This includes maintaining their distinctive dialect, craft traditions and a living and vibrant approach to cooking and eating. The Gullah culture is known for their storytelling, music, quilt making and most especially basket making. Using locally harvested sweet grass, palmetto leaves, longleaf pine needles and black rush marsh grass, they produce beautiful coiled baskets, prized by collectors.
It is however, their culinary achievements that are having such an impact on contemporary American cooking. This is not only obvious in the fine dining establishments of Charleston and Savannah but the widespread appearance of such dishes as Shrimp n’ Grits on menus all across the country. In 1976, grits were actually declared the official state food of South Carolina.
There are many foods brought from Africa that are now associated with Southern eating habits and also cooking techniques.
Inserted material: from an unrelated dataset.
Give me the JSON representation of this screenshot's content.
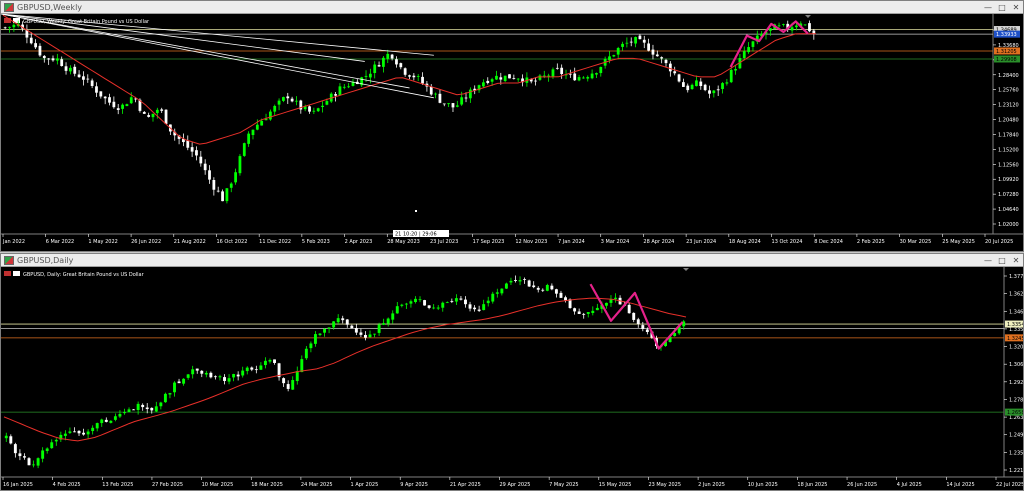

Techniques coupled with available foods resulting in many dishes that would be familiar to just about any southerner. Even foods that did not originate from Africa have become part of the Gullah experience thanks to their methods of preparation and cooking.
There is a long list of Gullah influenced food, besides Shrimp n’ Grits such as She-crab soup, Okra gumbo, Hoppin’ John, Frogmore Stew, boiled peanuts, collard greens and many other examples of one-pot dishes. Today the Low-Country of South Carolina is a hot spot of traditional Gullah cooking and Gullah inspired crossover innovations. We have even seen sushi rolled in collard leaves instead of nori. Rice is and always has been a dominate element in low-country cuisine. Many African-Americans came from rice growing areas of West Africa and at one time the low-country was covered by thousands of acres of rice producing plantations.
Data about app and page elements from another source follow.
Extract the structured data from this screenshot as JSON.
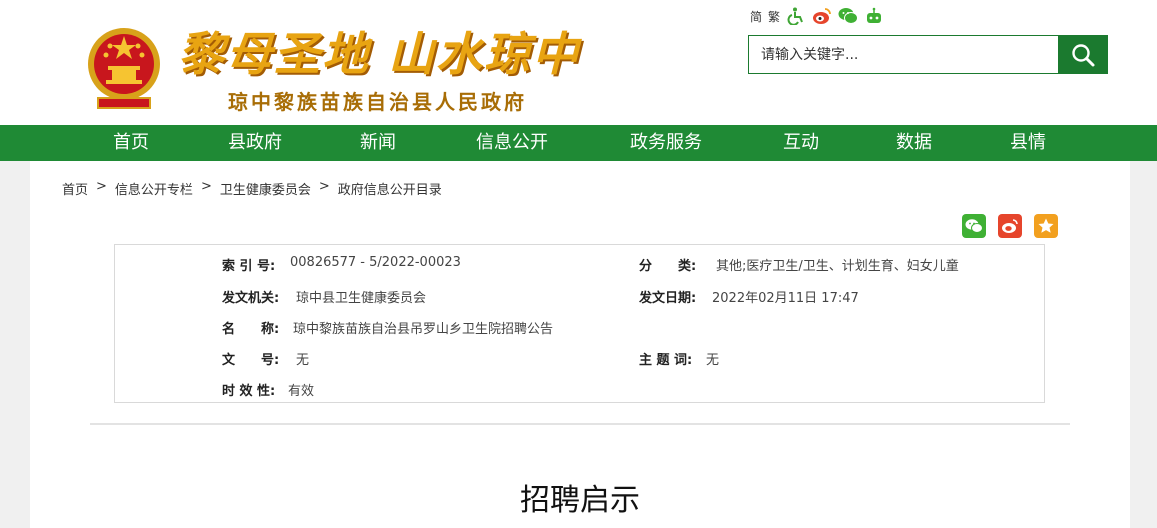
{
  "header": {
    "slogan": "黎母圣地 山水琼中",
    "gov_name": "琼中黎族苗族自治县人民政府",
    "tools": {
      "simplified": "简",
      "traditional": "繁",
      "icons": [
        "accessibility-icon",
        "weibo-icon",
        "wechat-icon",
        "robot-icon"
      ]
    },
    "search": {
      "placeholder": "请输入关键字..."
    }
  },
  "nav": {
    "items": [
      "首页",
      "县政府",
      "新闻",
      "信息公开",
      "政务服务",
      "互动",
      "数据",
      "县情"
    ]
  },
  "breadcrumb": [
    "首页",
    "信息公开专栏",
    "卫生健康委员会",
    "政府信息公开目录"
  ],
  "breadcrumb_sep": ">",
  "share": {
    "icons": [
      "wechat-share-icon",
      "weibo-share-icon",
      "qzone-share-icon"
    ],
    "colors": {
      "wechat": "#3fb034",
      "weibo": "#e6452c",
      "qzone": "#f2a01f"
    }
  },
  "meta": {
    "index_label": "索 引 号:",
    "index_value": "00826577 - 5/2022-00023",
    "category_label": "分　　类:",
    "category_value": "其他;医疗卫生/卫生、计划生育、妇女儿童",
    "issuer_label": "发文机关:",
    "issuer_value": "琼中县卫生健康委员会",
    "date_label": "发文日期:",
    "date_value": "2022年02月11日 17:47",
    "name_label": "名　　称:",
    "name_value": "琼中黎族苗族自治县吊罗山乡卫生院招聘公告",
    "docno_label": "文　　号:",
    "docno_value": "无",
    "subject_label": "主 题 词:",
    "subject_value": "无",
    "validity_label": "时 效 性:",
    "validity_value": "有效"
  },
  "article": {
    "title": "招聘启示"
  },
  "colors": {
    "brand_green": "#1f8a35",
    "slogan_gold": "#e8a412"
  }
}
As part of Avanti Savoia’s commitment to search out “culinary treasures from around the world” we are excited to introduce you to the fine products from Low Country Produce, a small South Carolina business that specializes in high-quality relishes, chutneys, sauces, preserves, and pickles made in the old fashioned southern way. We think that you will appreciate these slow cooked, hand packed, all natural products as much as we do.
We highly recommend the intensely flavored Blackberry Preserves and zippy Garlic Pepper Jelly. When we tasted the Sweet Potato Butter we found it not only fantastic, but a perfect interpretation of the low-country tradition. Are you a fan of homemade pickles? We are and we think you will love this line of Sweet Pickles, Sweet Pickles with Jalapeño, Pickled Okra (a special southern treat), Pickled Garlic and Dilly Beans. We complete this rainbow of flavors with Peach Salsa, Tomato Sauces, Chutney, Artichoke Relish and Red Tomato Chow Chow.
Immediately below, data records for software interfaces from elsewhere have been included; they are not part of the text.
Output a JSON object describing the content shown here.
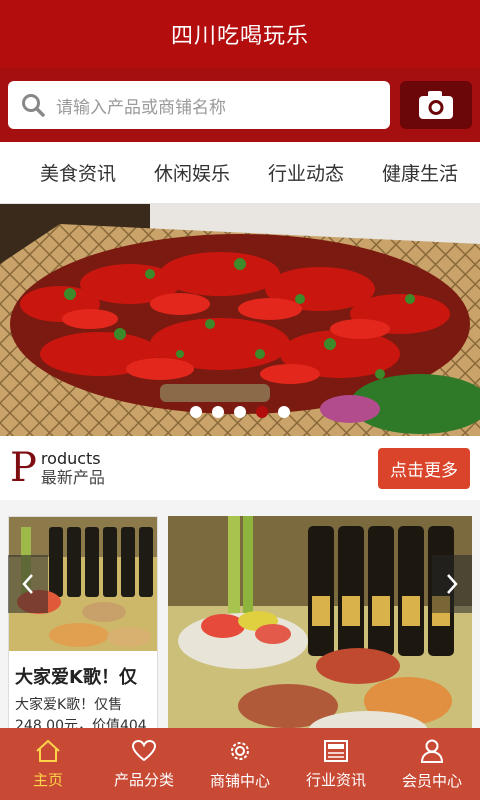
{
  "app": {
    "title": "四川吃喝玩乐"
  },
  "search": {
    "placeholder": "请输入产品或商铺名称"
  },
  "tabs": [
    {
      "label": "美食资讯"
    },
    {
      "label": "休闲娱乐"
    },
    {
      "label": "行业动态"
    },
    {
      "label": "健康生活"
    }
  ],
  "banner": {
    "slide_count": 5,
    "active_slide": 4
  },
  "products_section": {
    "heading_letter": "P",
    "heading_en": "roducts",
    "heading_cn": "最新产品",
    "more_label": "点击更多"
  },
  "products": [
    {
      "title": "大家爱K歌！仅",
      "desc": "大家爱K歌！仅售248.00元，价值404"
    }
  ],
  "bottom_nav": [
    {
      "label": "主页",
      "icon": "home-icon",
      "active": true
    },
    {
      "label": "产品分类",
      "icon": "heart-icon",
      "active": false
    },
    {
      "label": "商铺中心",
      "icon": "gear-icon",
      "active": false
    },
    {
      "label": "行业资讯",
      "icon": "news-icon",
      "active": false
    },
    {
      "label": "会员中心",
      "icon": "user-icon",
      "active": false
    }
  ],
  "colors": {
    "header": "#b30d0d",
    "search_bar": "#a50f10",
    "accent": "#d9442b",
    "nav": "#c84a34",
    "nav_active": "#ffd34a"
  }
}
In the south, serving Chow Chow relish alongside a pot of beans is a long standing tradition. Low Country Produce’s In House Chef, Maggie Radzwiller recommends adding this Red Tomato Chow Chow to homemade pimento cheese spread or to turkey or ham sandwiches. The chef also recommends the tomato sauces as a base for quick versions of Italian favorites such as Puttanesca and Fra Diavlo sauces. In a particularly creative expression Chef Radzwiller purees her Colonial Chutney with brandy, Marsala or Madeira wine for a sensational sauce with pork or game.
Whether you are a long standing connoisseur of low-country fare or just beginning to appreciate this historic cuisine, we know that you will be charmed by the great offerings from Low Country Produce.